We study the portfolio choice implications of these results. We find volatility timing provides large utility gains to a mean variance investor, with increases in lifetime utility around 75%. We then study the problem of a long-horizon investor and show that, perhaps surprisingly, long-horizon investors can benefit from volatility timing even when time variation in volatility is completely driven by discount rate volatility. The facts pose a challenge to equilibrium asset pricing models because they imply that effective risk aversion and the price of risk would have to be low in bad times when volatility is high, and vice versa.

 

 

Yale University, February 1, 2016-Alan Moreira, Tyler Muir

18.02.2016


 

Themes

 

Asia

Bonds

Bubbles and Crashes

Business Cycles
Central Banks

China

Commodities
Contrarian

Corporates

Creative Destruction
Credit Crunch

Currencies

Current Account

Deflation
Depression 

Equity
Europe
Financial Crisis
Fiscal Policy

Germany

Gloom and Doom
Gold

Government Debt

Historical Patterns

Household Debt
Inflation

Interest Rates

Japan

Market Timing

Misperceptions

Monetary Policy
Oil
Panics
Permabears
PIIGS
Predictions

Productivity
Real Estate

Seasonality

Sovereign Bonds
Systemic Risk

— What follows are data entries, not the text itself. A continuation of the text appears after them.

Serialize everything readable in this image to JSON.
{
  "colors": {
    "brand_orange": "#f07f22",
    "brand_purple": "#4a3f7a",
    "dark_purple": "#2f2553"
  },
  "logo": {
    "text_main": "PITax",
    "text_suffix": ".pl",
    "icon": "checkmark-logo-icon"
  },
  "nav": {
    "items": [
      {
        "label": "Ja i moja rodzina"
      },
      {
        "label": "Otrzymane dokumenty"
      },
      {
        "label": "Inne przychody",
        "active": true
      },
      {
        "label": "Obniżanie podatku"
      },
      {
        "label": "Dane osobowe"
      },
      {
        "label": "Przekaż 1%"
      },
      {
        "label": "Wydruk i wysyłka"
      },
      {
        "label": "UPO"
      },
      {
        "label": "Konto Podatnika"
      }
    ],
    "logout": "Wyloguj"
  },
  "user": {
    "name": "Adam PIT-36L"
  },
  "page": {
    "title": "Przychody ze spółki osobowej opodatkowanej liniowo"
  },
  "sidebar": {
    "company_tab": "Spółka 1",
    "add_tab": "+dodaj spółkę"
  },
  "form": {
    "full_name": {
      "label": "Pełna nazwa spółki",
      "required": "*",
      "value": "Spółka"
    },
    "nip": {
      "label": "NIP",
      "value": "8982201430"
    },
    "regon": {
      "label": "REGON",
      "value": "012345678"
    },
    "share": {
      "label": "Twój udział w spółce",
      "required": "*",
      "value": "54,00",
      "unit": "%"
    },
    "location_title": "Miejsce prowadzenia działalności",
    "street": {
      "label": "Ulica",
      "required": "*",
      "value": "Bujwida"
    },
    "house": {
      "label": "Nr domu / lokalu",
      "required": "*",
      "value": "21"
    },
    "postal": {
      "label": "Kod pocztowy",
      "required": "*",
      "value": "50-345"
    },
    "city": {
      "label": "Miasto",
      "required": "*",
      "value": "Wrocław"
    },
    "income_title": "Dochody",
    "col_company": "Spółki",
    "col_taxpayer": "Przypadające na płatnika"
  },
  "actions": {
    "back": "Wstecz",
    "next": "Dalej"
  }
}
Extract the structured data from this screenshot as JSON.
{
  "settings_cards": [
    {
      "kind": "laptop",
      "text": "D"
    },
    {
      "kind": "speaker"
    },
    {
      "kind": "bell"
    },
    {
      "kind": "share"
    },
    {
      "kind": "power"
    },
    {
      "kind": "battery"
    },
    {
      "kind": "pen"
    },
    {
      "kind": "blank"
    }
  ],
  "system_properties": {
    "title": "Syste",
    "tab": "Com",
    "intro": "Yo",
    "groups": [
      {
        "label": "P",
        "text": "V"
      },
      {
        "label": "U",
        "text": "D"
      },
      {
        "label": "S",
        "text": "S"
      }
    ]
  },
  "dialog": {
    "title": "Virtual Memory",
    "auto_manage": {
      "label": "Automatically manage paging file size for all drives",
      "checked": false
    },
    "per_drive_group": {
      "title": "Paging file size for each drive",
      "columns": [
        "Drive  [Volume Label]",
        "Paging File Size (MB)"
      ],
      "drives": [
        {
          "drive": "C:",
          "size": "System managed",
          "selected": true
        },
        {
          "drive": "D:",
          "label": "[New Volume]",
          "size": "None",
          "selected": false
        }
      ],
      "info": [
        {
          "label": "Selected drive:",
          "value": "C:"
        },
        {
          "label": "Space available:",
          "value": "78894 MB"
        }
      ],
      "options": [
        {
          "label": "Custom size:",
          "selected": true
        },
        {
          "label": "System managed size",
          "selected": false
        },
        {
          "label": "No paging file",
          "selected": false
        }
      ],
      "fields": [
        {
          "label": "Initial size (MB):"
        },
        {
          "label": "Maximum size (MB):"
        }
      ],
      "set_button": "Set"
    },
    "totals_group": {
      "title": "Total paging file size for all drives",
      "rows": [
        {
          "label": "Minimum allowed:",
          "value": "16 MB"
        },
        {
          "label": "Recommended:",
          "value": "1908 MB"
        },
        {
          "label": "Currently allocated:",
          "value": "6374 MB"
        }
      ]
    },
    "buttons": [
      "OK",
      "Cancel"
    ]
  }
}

Switzerland

Tail Risk

Technology

Tipping Point
Trade Balance

U.S.A.
Uncertainty

Valuations

Yield